Research led by investigators in veterinary and human medicine has identified genetic pathways that exacerbate severity of canine compulsive disorder in Doberman pinschers, a discovery that could lead to better therapies for obsessive compulsive disorder in people. The discovery appears online in advance of print on February 29 in the International Journal of Applied Research in Veterinary Medicine.
“Dogs naturally suffer complex diseases, including mental disorders that are similar to those in humans. Among those is canine compulsive disorder (CCD), the counterpart to human obsessive compulsive disorder (OCD),” says the study’s first and corresponding author Nicholas Dodman, BVMS, DACVA, DACVB, professor in clinical sciences and section head and program director of animal behavior at Cummings School of Veterinary Medicine at Tufts University.
OCD is one of the world’s most common neuropsychiatric disorders, affecting an estimated 1 to 3 percent of people and listed by the World Health Organization as among the 20 most disabling diseases. OCD is often characterized by distressing thoughts and time-consuming, repetitive behaviors, while canine compulsions may include repetitive tail chasing, excessive grooming and flank and blanket sucking. Current OCD therapies are not as effective as they could be; medicinal treatment benefits only about half of all human patients.
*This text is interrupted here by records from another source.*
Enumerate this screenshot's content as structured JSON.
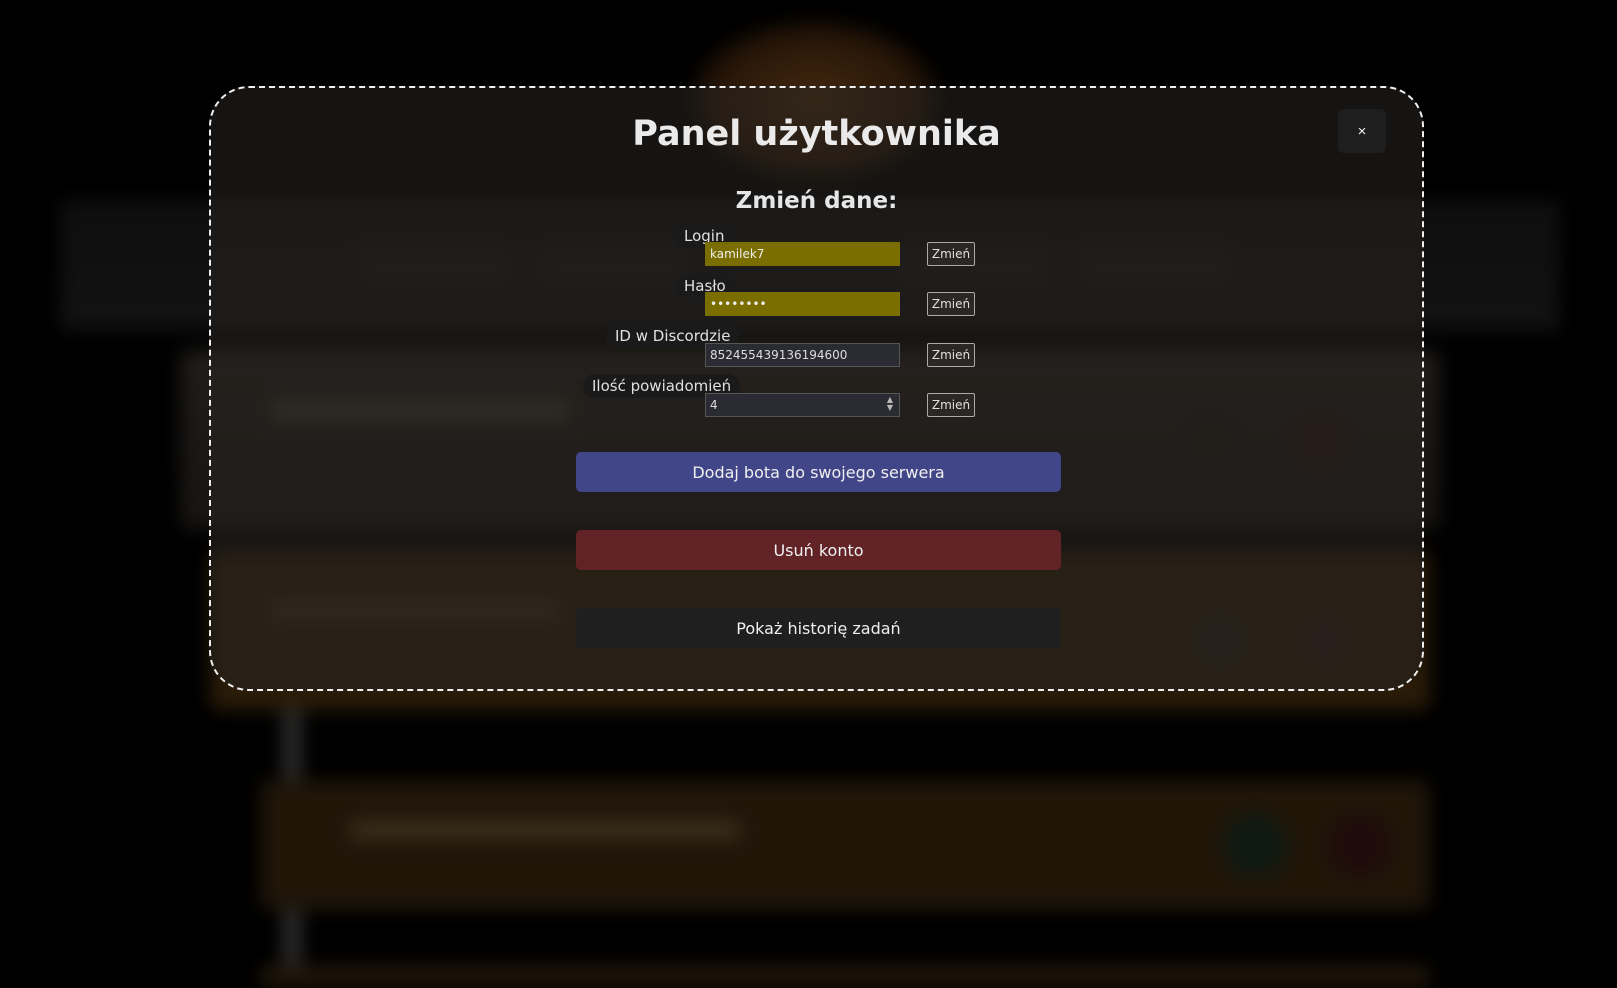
{
  "modal": {
    "title": "Panel użytkownika",
    "close_label": "×",
    "section_title": "Zmień dane:"
  },
  "fields": [
    {
      "label": "Login",
      "value": "kamilek7",
      "type": "text",
      "change_label": "Zmień"
    },
    {
      "label": "Hasło",
      "value": "••••••••",
      "type": "password",
      "change_label": "Zmień"
    },
    {
      "label": "ID w Discordzie",
      "value": "852455439136194600",
      "type": "text",
      "change_label": "Zmień"
    },
    {
      "label": "Ilość powiadomień",
      "value": "4",
      "type": "number",
      "change_label": "Zmień"
    }
  ],
  "buttons": {
    "add_bot": "Dodaj bota do swojego serwera",
    "delete_account": "Usuń konto",
    "show_history": "Pokaż historię zadań"
  },
  "colors": {
    "autofill": "#7a6e00",
    "add_bot": "#414688",
    "delete_account": "#622326",
    "show_history": "#1f1f1f"
  },
  "icons": {
    "close": "close-icon",
    "spinner": "number-spinner-icon"
  }
}
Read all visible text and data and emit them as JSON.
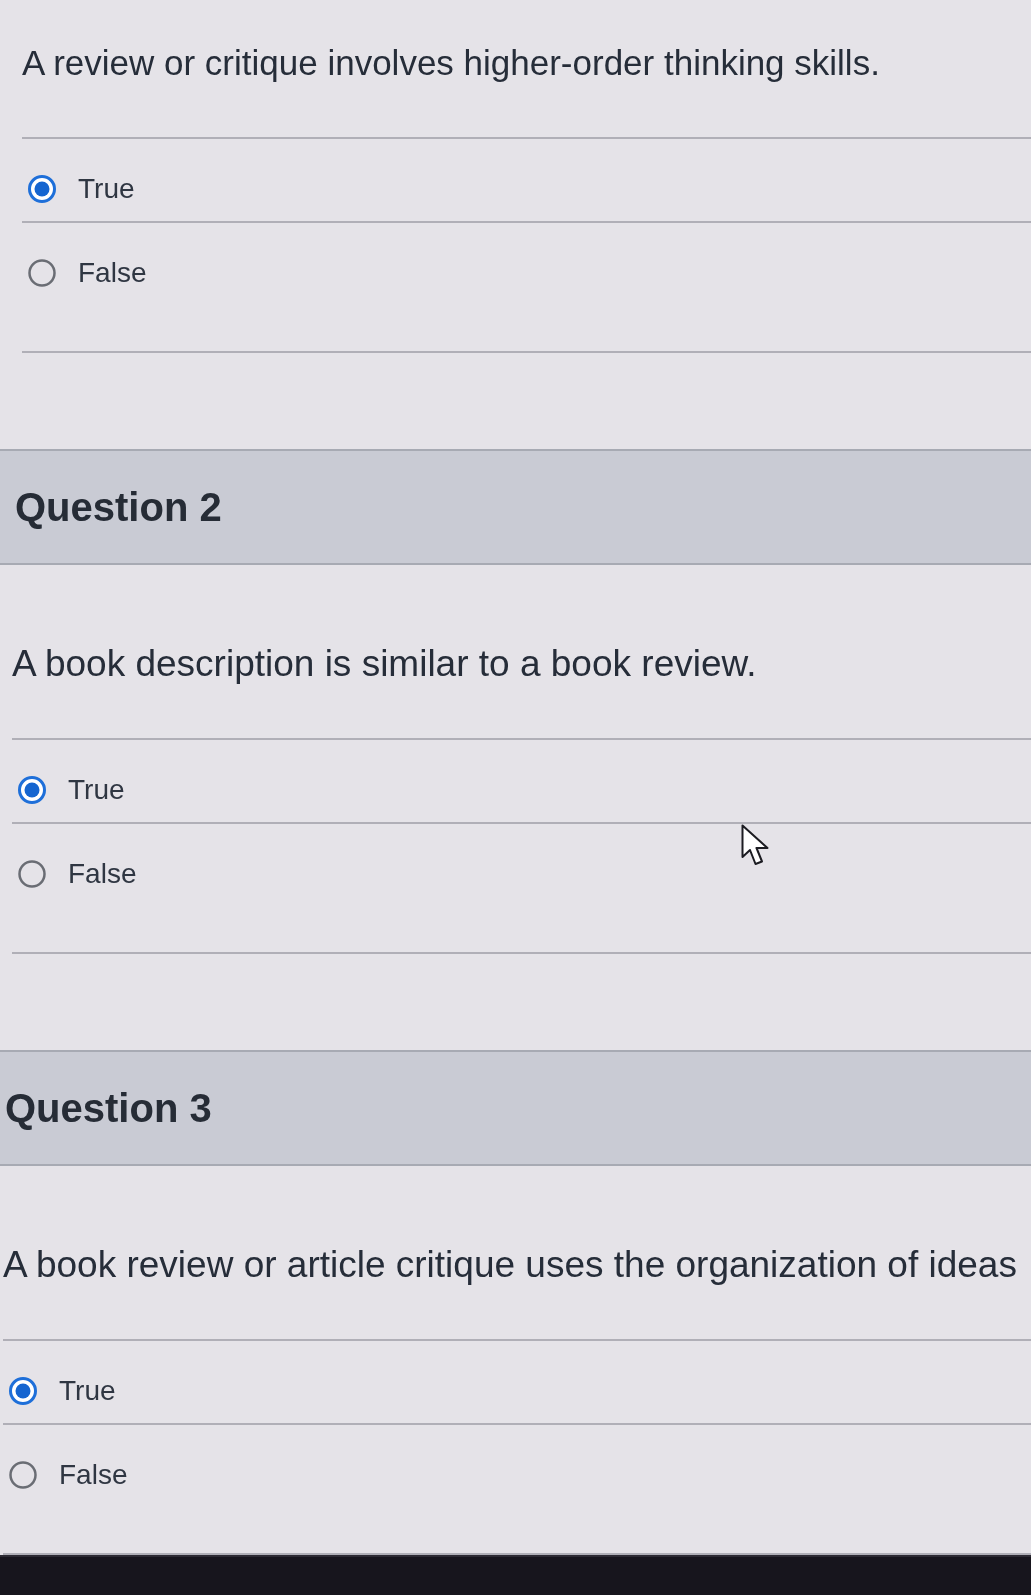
{
  "questions": [
    {
      "text": "A review or critique involves higher-order thinking skills.",
      "options": [
        {
          "label": "True",
          "selected": true
        },
        {
          "label": "False",
          "selected": false
        }
      ]
    },
    {
      "title": "Question 2",
      "text": "A book description is similar to a book review.",
      "options": [
        {
          "label": "True",
          "selected": true
        },
        {
          "label": "False",
          "selected": false
        }
      ]
    },
    {
      "title": "Question 3",
      "text": "A book review or article critique uses the organization of ideas",
      "options": [
        {
          "label": "True",
          "selected": true
        },
        {
          "label": "False",
          "selected": false
        }
      ]
    }
  ]
}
No previously recorded study in humans or dogs has addressed the factors that drive severity in OCD and CCD.